• **The problem**:
Could you copy every record exactly, leaving the pictures behind?

• **Data extracts**:
^^^^^^^^

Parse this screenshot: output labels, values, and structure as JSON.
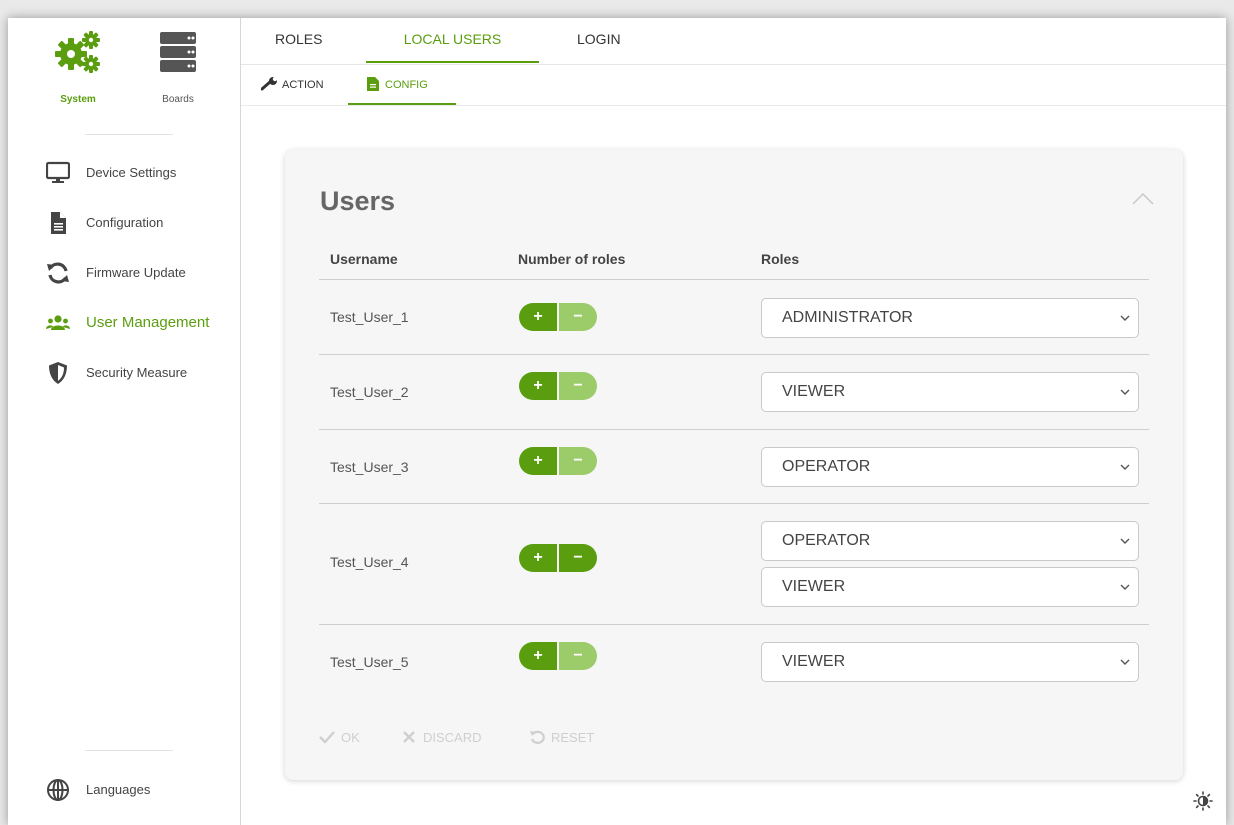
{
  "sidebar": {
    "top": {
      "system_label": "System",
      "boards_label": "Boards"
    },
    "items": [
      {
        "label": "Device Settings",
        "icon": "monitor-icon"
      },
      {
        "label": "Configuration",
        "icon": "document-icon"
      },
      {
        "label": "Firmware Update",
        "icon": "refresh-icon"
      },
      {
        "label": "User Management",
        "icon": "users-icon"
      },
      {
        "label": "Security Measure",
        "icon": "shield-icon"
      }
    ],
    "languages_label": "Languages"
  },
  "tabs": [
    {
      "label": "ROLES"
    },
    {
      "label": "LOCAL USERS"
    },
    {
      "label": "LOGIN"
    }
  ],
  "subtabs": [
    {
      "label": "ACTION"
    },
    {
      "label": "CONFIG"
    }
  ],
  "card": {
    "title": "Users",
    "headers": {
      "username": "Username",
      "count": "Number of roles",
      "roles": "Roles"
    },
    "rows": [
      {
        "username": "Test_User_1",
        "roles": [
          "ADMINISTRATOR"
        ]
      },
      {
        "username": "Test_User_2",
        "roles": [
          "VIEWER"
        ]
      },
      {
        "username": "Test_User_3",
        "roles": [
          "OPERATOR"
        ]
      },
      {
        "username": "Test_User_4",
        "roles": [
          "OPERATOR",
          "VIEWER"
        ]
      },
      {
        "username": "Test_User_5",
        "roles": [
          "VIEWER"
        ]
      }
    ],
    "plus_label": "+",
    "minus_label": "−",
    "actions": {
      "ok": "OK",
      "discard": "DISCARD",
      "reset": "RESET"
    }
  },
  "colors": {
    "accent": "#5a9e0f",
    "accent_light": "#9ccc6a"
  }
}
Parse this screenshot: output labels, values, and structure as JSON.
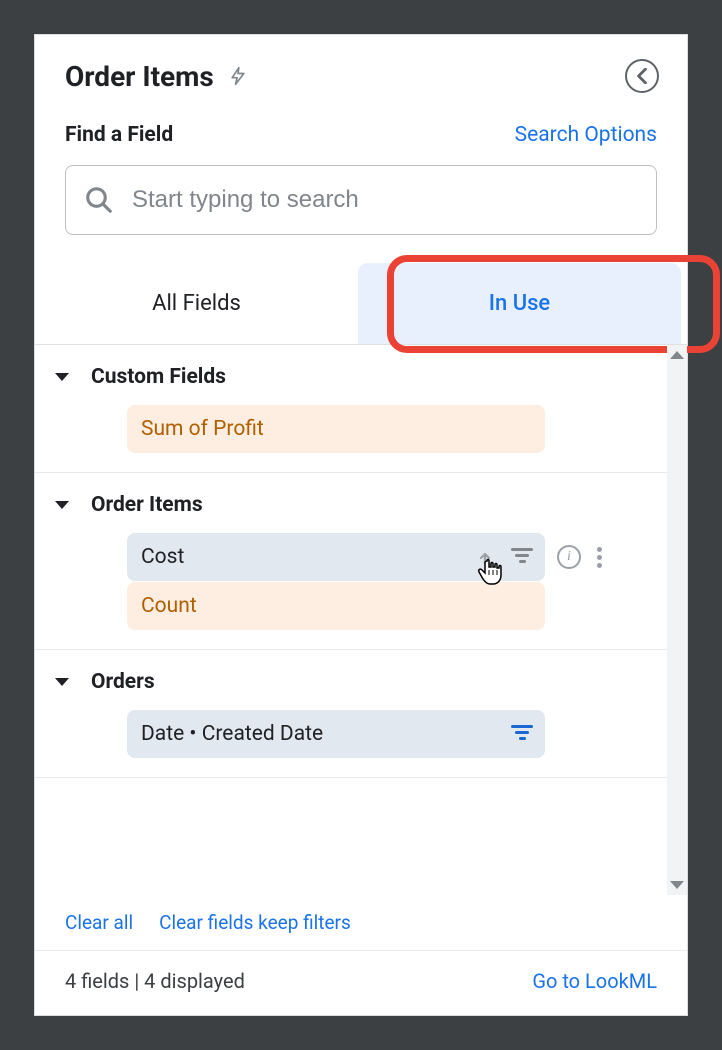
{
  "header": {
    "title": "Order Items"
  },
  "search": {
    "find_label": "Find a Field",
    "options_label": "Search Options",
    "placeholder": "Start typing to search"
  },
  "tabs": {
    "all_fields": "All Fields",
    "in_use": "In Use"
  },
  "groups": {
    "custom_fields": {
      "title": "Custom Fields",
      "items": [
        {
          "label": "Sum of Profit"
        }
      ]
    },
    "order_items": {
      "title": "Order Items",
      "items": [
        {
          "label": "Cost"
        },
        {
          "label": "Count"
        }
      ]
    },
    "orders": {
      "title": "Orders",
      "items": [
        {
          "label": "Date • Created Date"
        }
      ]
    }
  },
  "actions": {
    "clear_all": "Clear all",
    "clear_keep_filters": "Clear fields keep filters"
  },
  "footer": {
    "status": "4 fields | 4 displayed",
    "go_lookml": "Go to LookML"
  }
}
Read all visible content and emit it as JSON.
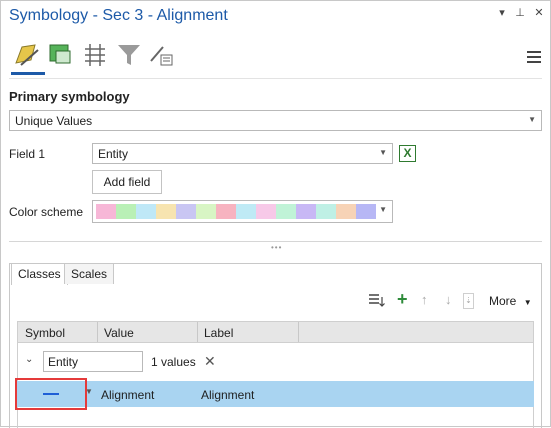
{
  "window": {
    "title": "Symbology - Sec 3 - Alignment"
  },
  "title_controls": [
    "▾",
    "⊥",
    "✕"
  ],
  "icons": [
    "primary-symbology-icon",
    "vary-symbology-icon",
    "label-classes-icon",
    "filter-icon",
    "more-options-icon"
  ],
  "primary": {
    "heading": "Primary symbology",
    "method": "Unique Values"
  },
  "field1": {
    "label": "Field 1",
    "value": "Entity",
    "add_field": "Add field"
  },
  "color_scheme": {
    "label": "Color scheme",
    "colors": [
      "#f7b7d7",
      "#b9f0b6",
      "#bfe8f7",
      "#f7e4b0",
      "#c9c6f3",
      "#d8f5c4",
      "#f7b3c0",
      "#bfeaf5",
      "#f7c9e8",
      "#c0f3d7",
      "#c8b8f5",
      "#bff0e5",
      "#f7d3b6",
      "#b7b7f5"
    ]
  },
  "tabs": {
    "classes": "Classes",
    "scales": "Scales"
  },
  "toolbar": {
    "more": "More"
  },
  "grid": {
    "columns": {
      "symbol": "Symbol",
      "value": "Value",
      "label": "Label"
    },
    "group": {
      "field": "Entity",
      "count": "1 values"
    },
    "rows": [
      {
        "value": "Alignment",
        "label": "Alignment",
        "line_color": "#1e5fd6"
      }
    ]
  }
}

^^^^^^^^

• **Answer to the exercise**:
Parse this screenshot: output labels, values, and structure as JSON.
{
  "sidebar": {
    "top": {
      "system_label": "System",
      "boards_label": "Boards"
    },
    "items": [
      {
        "label": "Device Settings",
        "icon": "monitor-icon"
      },
      {
        "label": "Configuration",
        "icon": "document-icon"
      },
      {
        "label": "Firmware Update",
        "icon": "refresh-icon"
      },
      {
        "label": "User Management",
        "icon": "users-icon"
      },
      {
        "label": "Security Measure",
        "icon": "shield-icon"
      }
    ],
    "languages_label": "Languages"
  },
  "tabs": [
    {
      "label": "ROLES"
    },
    {
      "label": "LOCAL USERS"
    },
    {
      "label": "LOGIN"
    }
  ],
  "subtabs": [
    {
      "label": "ACTION"
    },
    {
      "label": "CONFIG"
    }
  ],
  "card": {
    "title": "Users",
    "headers": {
      "username": "Username",
      "count": "Number of roles",
      "roles": "Roles"
    },
    "rows": [
      {
        "username": "Test_User_1",
        "roles": [
          "ADMINISTRATOR"
        ]
      },
      {
        "username": "Test_User_2",
        "roles": [
          "VIEWER"
        ]
      },
      {
        "username": "Test_User_3",
        "roles": [
          "OPERATOR"
        ]
      },
      {
        "username": "Test_User_4",
        "roles": [
          "OPERATOR",
          "VIEWER"
        ]
      },
      {
        "username": "Test_User_5",
        "roles": [
          "VIEWER"
        ]
      }
    ],
    "plus_label": "+",
    "minus_label": "−",
    "actions": {
      "ok": "OK",
      "discard": "DISCARD",
      "reset": "RESET"
    }
  },
  "colors": {
    "accent": "#5a9e0f",
    "accent_light": "#9ccc6a"
  }
}
Parse this screenshot: output labels, values, and structure as JSON.
{
  "header": {
    "title": "Order Items"
  },
  "search": {
    "find_label": "Find a Field",
    "options_label": "Search Options",
    "placeholder": "Start typing to search"
  },
  "tabs": {
    "all_fields": "All Fields",
    "in_use": "In Use"
  },
  "groups": {
    "custom_fields": {
      "title": "Custom Fields",
      "items": [
        {
          "label": "Sum of Profit"
        }
      ]
    },
    "order_items": {
      "title": "Order Items",
      "items": [
        {
          "label": "Cost"
        },
        {
          "label": "Count"
        }
      ]
    },
    "orders": {
      "title": "Orders",
      "items": [
        {
          "label": "Date • Created Date"
        }
      ]
    }
  },
  "actions": {
    "clear_all": "Clear all",
    "clear_keep_filters": "Clear fields keep filters"
  },
  "footer": {
    "status": "4 fields | 4 displayed",
    "go_lookml": "Go to LookML"
  }
}
Read all visible content and emit it as JSON.
{
  "window": {
    "title": "Symbology - Sec 3 - Alignment"
  },
  "title_controls": [
    "▾",
    "⊥",
    "✕"
  ],
  "icons": [
    "primary-symbology-icon",
    "vary-symbology-icon",
    "label-classes-icon",
    "filter-icon",
    "more-options-icon"
  ],
  "primary": {
    "heading": "Primary symbology",
    "method": "Unique Values"
  },
  "field1": {
    "label": "Field 1",
    "value": "Entity",
    "add_field": "Add field"
  },
  "color_scheme": {
    "label": "Color scheme",
    "colors": [
      "#f7b7d7",
      "#b9f0b6",
      "#bfe8f7",
      "#f7e4b0",
      "#c9c6f3",
      "#d8f5c4",
      "#f7b3c0",
      "#bfeaf5",
      "#f7c9e8",
      "#c0f3d7",
      "#c8b8f5",
      "#bff0e5",
      "#f7d3b6",
      "#b7b7f5"
    ]
  },
  "tabs": {
    "classes": "Classes",
    "scales": "Scales"
  },
  "toolbar": {
    "more": "More"
  },
  "grid": {
    "columns": {
      "symbol": "Symbol",
      "value": "Value",
      "label": "Label"
    },
    "group": {
      "field": "Entity",
      "count": "1 values"
    },
    "rows": [
      {
        "value": "Alignment",
        "label": "Alignment",
        "line_color": "#1e5fd6"
      }
    ]
  }
}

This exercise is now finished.